## What is required
For the entries below, say how many lines hold the word "price", with the number as the only reply.

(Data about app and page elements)
_ _ _ _ _
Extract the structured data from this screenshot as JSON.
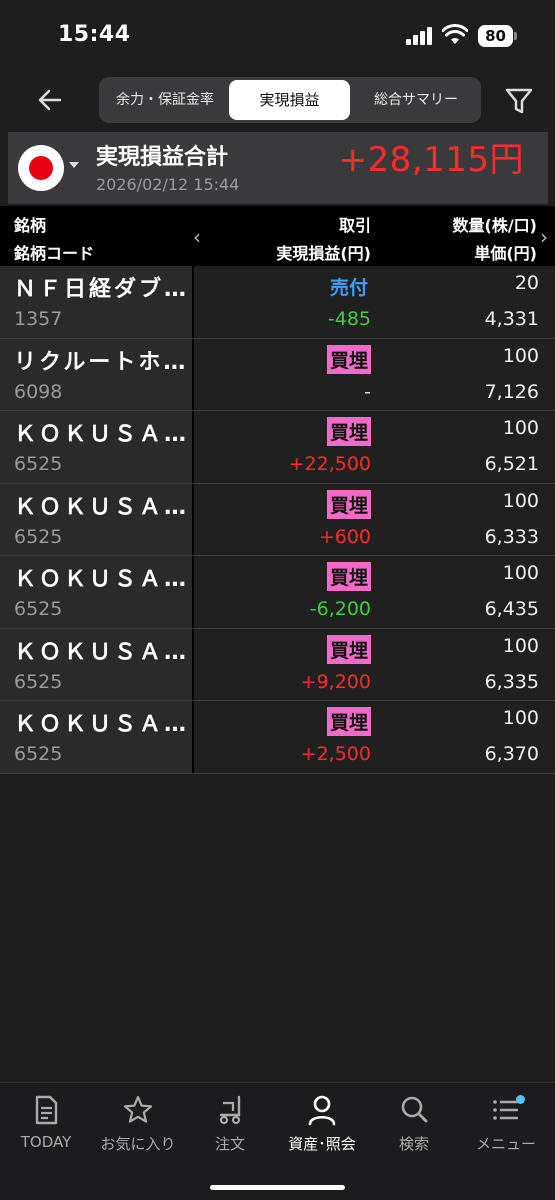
{
  "status": {
    "time": "15:44",
    "battery": "80"
  },
  "tabs": [
    {
      "label": "余力・保証金率"
    },
    {
      "label": "実現損益"
    },
    {
      "label": "総合サマリー"
    }
  ],
  "summary": {
    "label": "実現損益合計",
    "date": "2026/02/12 15:44",
    "total": "+28,115円"
  },
  "columns": {
    "name": "銘柄",
    "code": "銘柄コード",
    "trade": "取引",
    "pl": "実現損益(円)",
    "qty": "数量(株/口)",
    "price": "単価(円)",
    "prev": "‹",
    "next": "›"
  },
  "rows": [
    {
      "name": "ＮＦ日経ダブ…",
      "code": "1357",
      "trade": "売付",
      "pl": "-485",
      "qty": "20",
      "price": "4,331"
    },
    {
      "name": "リクルートホ…",
      "code": "6098",
      "trade": "買埋",
      "pl": "-",
      "qty": "100",
      "price": "7,126"
    },
    {
      "name": "ＫＯＫＵＳＡ…",
      "code": "6525",
      "trade": "買埋",
      "pl": "+22,500",
      "qty": "100",
      "price": "6,521"
    },
    {
      "name": "ＫＯＫＵＳＡ…",
      "code": "6525",
      "trade": "買埋",
      "pl": "+600",
      "qty": "100",
      "price": "6,333"
    },
    {
      "name": "ＫＯＫＵＳＡ…",
      "code": "6525",
      "trade": "買埋",
      "pl": "-6,200",
      "qty": "100",
      "price": "6,435"
    },
    {
      "name": "ＫＯＫＵＳＡ…",
      "code": "6525",
      "trade": "買埋",
      "pl": "+9,200",
      "qty": "100",
      "price": "6,335"
    },
    {
      "name": "ＫＯＫＵＳＡ…",
      "code": "6525",
      "trade": "買埋",
      "pl": "+2,500",
      "qty": "100",
      "price": "6,370"
    }
  ],
  "nav": [
    {
      "label": "TODAY",
      "icon": "document-icon"
    },
    {
      "label": "お気に入り",
      "icon": "star-icon"
    },
    {
      "label": "注文",
      "icon": "cart-icon"
    },
    {
      "label": "資産･照会",
      "icon": "person-icon"
    },
    {
      "label": "検索",
      "icon": "search-icon"
    },
    {
      "label": "メニュー",
      "icon": "menu-icon"
    }
  ],
  "colors": {
    "profit": "#ff2a2a",
    "loss": "#3ccf3c",
    "sell": "#3fa0ff",
    "buy_badge": "#f06ac8",
    "notification_dot": "#4fc3f7"
  }
}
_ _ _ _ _
## Written answer
8